A natural constant should always have the same value, regardless of when or where it has been determined. Einstein’s famous general theory of relativity exploits this fundamental assumption, which is known as local position invariance (LPI). The validity of this assumption has now been confirmed by means of a comparison of optical ytterbium clocks at PTB with an accuracy increased by a factor of 20.

The outcome of an experiment that does not depend on gravitation should not depend on when or where it is performed. This assumption is known as local position invariance (LPI) and is a core element of Einstein’s general theory of relativity. LPI also implies that natural constants do not vary in time and space. However, our present understanding of physics has reached its limits when it comes to describing phenomena such as dark matter or the disequilibrium between matter and antimatter. String theories that endeavor to describe such phenomena predict violations of LPI which could materialize, for instance, in the form of changes in natural constants.
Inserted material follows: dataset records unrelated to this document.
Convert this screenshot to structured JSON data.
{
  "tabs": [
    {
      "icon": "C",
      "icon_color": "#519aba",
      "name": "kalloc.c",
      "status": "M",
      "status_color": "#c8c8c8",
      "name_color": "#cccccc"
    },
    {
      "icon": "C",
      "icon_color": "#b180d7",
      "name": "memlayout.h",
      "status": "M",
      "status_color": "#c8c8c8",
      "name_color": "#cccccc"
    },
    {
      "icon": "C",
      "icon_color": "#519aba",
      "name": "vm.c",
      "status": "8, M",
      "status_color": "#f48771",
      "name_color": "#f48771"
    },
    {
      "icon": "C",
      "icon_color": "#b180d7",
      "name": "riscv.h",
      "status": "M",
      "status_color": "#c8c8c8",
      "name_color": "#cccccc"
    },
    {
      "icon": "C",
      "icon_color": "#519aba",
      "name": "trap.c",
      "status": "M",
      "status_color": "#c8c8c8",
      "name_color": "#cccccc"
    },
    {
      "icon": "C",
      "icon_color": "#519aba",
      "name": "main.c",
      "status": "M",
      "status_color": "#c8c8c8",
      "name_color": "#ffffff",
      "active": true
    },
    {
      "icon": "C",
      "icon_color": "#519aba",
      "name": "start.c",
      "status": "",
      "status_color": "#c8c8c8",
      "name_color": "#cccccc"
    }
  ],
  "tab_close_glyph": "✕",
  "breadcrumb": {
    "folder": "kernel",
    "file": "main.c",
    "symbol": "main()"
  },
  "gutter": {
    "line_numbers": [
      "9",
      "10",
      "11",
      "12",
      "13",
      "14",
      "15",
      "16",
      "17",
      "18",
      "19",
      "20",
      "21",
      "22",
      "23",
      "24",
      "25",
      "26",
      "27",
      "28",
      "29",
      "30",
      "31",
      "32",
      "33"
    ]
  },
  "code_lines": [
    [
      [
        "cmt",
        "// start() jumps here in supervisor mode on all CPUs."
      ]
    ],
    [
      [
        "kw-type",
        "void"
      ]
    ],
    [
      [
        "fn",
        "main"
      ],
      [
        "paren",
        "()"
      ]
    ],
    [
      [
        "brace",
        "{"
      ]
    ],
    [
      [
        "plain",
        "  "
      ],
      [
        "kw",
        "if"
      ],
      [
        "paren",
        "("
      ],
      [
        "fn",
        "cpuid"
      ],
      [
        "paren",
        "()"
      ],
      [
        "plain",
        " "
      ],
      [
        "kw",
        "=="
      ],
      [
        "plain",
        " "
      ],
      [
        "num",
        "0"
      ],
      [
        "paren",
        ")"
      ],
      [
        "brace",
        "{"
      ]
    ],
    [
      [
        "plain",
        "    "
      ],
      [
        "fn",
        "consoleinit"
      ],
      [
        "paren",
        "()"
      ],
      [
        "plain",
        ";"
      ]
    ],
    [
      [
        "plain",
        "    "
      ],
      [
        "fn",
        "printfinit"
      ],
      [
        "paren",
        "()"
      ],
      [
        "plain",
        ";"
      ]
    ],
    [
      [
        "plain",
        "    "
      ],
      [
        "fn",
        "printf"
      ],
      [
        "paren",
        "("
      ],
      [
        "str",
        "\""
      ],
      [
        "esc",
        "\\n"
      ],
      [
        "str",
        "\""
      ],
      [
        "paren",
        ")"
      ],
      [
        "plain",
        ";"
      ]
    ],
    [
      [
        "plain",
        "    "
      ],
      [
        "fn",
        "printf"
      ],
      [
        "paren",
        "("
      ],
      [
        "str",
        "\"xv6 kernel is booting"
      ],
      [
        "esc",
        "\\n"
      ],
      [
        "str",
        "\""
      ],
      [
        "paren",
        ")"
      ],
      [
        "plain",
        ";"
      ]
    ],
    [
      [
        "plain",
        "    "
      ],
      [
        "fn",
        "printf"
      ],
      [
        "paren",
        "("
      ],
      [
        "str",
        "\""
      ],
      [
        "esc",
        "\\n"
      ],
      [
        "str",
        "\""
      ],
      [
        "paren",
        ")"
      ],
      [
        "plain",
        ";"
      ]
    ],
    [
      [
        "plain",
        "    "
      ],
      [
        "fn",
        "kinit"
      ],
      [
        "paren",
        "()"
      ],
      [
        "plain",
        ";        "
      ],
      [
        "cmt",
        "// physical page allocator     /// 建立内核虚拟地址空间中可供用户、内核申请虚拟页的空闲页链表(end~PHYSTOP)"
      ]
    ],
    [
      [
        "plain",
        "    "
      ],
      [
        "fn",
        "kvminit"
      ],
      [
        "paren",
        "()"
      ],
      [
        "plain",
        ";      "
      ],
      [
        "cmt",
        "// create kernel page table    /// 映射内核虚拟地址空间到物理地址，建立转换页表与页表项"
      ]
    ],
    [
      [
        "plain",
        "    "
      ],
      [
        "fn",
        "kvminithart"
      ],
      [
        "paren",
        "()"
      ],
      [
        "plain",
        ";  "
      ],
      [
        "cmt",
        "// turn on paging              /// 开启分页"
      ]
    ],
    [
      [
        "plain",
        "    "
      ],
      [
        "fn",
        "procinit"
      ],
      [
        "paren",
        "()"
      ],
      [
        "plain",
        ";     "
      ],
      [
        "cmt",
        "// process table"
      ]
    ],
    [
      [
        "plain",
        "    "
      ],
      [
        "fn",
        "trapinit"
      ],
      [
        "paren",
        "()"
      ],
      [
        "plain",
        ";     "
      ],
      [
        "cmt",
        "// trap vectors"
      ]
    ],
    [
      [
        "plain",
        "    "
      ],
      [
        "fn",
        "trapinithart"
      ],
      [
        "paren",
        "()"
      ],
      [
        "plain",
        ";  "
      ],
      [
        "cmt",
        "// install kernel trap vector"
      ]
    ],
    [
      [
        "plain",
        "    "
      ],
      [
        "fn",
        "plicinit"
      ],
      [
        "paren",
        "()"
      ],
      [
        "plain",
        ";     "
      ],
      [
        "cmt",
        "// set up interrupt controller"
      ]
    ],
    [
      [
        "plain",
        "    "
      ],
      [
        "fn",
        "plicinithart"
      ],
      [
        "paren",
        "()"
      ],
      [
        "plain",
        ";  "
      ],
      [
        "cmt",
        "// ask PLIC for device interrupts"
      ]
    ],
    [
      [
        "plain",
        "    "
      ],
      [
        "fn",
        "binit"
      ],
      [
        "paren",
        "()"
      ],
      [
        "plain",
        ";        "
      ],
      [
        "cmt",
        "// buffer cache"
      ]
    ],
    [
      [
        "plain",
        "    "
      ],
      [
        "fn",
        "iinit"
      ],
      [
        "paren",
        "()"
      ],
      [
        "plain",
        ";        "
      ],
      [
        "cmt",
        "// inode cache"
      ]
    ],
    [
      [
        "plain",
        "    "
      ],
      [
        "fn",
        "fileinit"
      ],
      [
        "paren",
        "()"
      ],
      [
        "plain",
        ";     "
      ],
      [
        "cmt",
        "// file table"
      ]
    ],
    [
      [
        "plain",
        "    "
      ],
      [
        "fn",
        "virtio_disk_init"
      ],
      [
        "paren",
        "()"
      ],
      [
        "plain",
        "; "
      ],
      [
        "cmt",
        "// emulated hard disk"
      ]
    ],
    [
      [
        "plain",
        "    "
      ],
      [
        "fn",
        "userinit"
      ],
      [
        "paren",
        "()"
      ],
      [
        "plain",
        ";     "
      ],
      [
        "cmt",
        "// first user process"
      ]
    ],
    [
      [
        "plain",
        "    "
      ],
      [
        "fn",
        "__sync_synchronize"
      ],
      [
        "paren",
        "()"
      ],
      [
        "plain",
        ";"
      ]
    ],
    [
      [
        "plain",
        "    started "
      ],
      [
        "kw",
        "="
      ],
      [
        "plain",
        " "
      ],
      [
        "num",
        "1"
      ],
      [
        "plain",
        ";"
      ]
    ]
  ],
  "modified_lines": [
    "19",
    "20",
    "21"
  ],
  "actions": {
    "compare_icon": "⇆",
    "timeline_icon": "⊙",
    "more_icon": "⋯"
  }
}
Commonly known natural constants are the fine-structure constant α, which describes the strength of the electromagnetic interaction, and the proton-to-electron mass ratio μ. These quantities are involved in the setup of all atoms and molecules. They influence the atomic energy scales – and thus also energy differences between atomic states that are used as a reference frequency in atomic clocks. The sensitivity of the energy differences to the natural constants considerably depends on the atomic system considered. For example, the frequency of the caesium clock, with which the base unit of time, the second, is realized, changes when μ and α are varied. Frequencies of optical atomic clocks show no dependence on α but can be used to detect variations of α. The ytterbium ion seems to be particularly well suited for this purpose, since it has two optical reference transitions whose dependences on αstrongly differ from each other. A combined comparison of ytterbium clocks and caesium clocks thus allows such changes of both α and μ to be detected.
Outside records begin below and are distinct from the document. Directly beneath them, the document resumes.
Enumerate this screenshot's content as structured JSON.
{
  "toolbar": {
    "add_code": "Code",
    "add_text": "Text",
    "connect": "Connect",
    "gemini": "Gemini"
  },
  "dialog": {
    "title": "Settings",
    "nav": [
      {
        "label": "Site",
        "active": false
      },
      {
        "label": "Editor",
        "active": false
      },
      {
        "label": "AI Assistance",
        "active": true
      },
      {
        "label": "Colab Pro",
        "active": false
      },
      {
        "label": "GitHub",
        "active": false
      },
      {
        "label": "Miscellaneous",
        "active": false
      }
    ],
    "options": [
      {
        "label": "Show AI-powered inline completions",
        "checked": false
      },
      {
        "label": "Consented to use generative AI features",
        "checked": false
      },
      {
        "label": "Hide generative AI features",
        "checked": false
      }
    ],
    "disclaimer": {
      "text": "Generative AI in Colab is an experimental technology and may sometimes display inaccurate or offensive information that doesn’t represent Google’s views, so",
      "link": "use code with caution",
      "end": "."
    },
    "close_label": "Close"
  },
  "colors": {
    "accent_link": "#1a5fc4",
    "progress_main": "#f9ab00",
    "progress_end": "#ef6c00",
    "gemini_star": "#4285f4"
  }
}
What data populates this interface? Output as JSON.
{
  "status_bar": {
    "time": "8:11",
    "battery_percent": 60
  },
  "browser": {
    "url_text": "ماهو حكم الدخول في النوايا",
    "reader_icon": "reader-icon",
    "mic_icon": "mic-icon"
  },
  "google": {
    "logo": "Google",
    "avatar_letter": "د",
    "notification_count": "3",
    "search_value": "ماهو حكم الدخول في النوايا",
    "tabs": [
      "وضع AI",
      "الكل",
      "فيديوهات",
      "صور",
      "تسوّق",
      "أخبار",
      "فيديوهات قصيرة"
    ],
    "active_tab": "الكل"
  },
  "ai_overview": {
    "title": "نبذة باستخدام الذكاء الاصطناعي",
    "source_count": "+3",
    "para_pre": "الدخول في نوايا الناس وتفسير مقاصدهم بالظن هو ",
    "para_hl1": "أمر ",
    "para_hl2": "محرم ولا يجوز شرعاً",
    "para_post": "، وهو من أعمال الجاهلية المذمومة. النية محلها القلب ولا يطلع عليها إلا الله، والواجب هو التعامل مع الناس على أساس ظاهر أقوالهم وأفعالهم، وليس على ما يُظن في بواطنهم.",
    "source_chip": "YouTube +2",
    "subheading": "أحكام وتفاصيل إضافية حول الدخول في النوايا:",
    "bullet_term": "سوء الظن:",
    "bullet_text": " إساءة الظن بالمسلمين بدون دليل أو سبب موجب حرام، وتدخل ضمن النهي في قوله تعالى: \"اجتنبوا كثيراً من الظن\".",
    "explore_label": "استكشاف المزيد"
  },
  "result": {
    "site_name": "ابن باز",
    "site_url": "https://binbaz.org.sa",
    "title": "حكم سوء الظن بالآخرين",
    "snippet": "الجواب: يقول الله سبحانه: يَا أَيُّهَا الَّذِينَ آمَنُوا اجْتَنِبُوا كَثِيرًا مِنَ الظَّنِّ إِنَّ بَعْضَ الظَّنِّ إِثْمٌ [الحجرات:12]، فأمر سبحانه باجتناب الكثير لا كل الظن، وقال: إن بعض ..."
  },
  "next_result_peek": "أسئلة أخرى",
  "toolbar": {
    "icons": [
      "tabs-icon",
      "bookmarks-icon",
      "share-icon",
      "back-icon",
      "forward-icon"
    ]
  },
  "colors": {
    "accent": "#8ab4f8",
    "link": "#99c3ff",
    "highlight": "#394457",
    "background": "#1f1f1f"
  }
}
Following this approach, ytterbium clocks and caesium clocks of PTB were compared over a period of several years. The results showed that changes in the value of α (α = 0.007297) each year may occur only from the 21st decimal place on. With an accuracy improved by a factor of 20, this has been the first significant improvement of the limit of a possible temporal variation of α within 12 years. For changes in the value of μ, the previous limit has been improved by a factor of 2. Besides the limitation of a potential temporal change, the data also limit a possible spatial dependence of the natural constants on the gravitational potential of the sun on the earth’s orbit.


Nils Huntemann
Department 4.4 Time and Frequency
Phone: +49 531 592-4430
Opens local program for sending emailnils.huntemann(at)ptb.de

Scientific publication

R. Lange, N. Huntemann, J. M. Rahm, C. Sanner, H. Shao, B. Lipphardt, Chr. Tamm, S. Weyers, E. Peik: Improved limits for violations of local position invariance from atomic clock comparisons. Phys Rev. Lett. 126, 011102 (2021)